As far as Entourage is concerned, a few days after installing it, I removed it. Like Tim said, the launch time is ridiculously slow, and the overall speed of the program is VERY slow. Granted, I am not on a new Intel MacBook yet, but my 1.5Ghz 12″ PowerBook was running Entourage 2004 just fine (as well as other Office programs.) Here, if I clicked from the email view to the calendar view or back, it could take up to 30 seconds or longer to switch views. After fetching new email, the email program would hang for many minutes, most likely my rules spinning on the new email for a very long time, and I could not do anything while that took place. And while after Microsoft’s first update it did not crash as often, I found it was taking me twice as long to get through my morning email than it did on Entourage 2004. And like the rest of Office 2008, I had to learn a new interface again. Also, I use a Palm Treo, and Microsoft removed from Entourage 2008, the sync software which was included free in 2004 . So speed, crashes, and loss of functionality combined, Entourage 2008 was removed from my system. I now use Apple Mail, Calendar, and Address Book, and with Missing Sync, MobleMe and Apple Sync on the Mac, my iPod Touch and Palm Treo are all up to date and synced. And all those Apple programs were free! And, I get through my email even faster than I did in Entourage 2004. So from an email/calendar point of view, there is almost no reason to update. I do believe some better Exchange Server functionality was added to 2008, but again, I do not use it, so I cannot comment. But it would have to be required to get me to update!

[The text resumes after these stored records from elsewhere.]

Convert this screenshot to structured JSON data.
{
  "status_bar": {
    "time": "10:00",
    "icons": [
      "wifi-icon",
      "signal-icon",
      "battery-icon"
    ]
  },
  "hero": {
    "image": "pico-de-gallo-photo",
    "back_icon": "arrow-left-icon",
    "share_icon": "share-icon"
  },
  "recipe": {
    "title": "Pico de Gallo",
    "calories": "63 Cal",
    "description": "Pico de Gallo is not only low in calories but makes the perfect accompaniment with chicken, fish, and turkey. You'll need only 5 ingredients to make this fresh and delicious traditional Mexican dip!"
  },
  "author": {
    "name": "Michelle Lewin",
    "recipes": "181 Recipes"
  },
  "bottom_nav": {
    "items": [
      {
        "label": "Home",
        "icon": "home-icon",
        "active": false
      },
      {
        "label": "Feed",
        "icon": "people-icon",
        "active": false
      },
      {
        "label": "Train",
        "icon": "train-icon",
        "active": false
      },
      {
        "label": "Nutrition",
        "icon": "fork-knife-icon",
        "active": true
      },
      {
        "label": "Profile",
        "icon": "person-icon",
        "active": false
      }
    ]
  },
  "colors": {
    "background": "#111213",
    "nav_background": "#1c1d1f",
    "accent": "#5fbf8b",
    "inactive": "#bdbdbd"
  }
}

So, should you buy Microsoft Office ’08? Do some research yourself, ask yourself why you think you need it, and look at your budget. Only you can answer the question.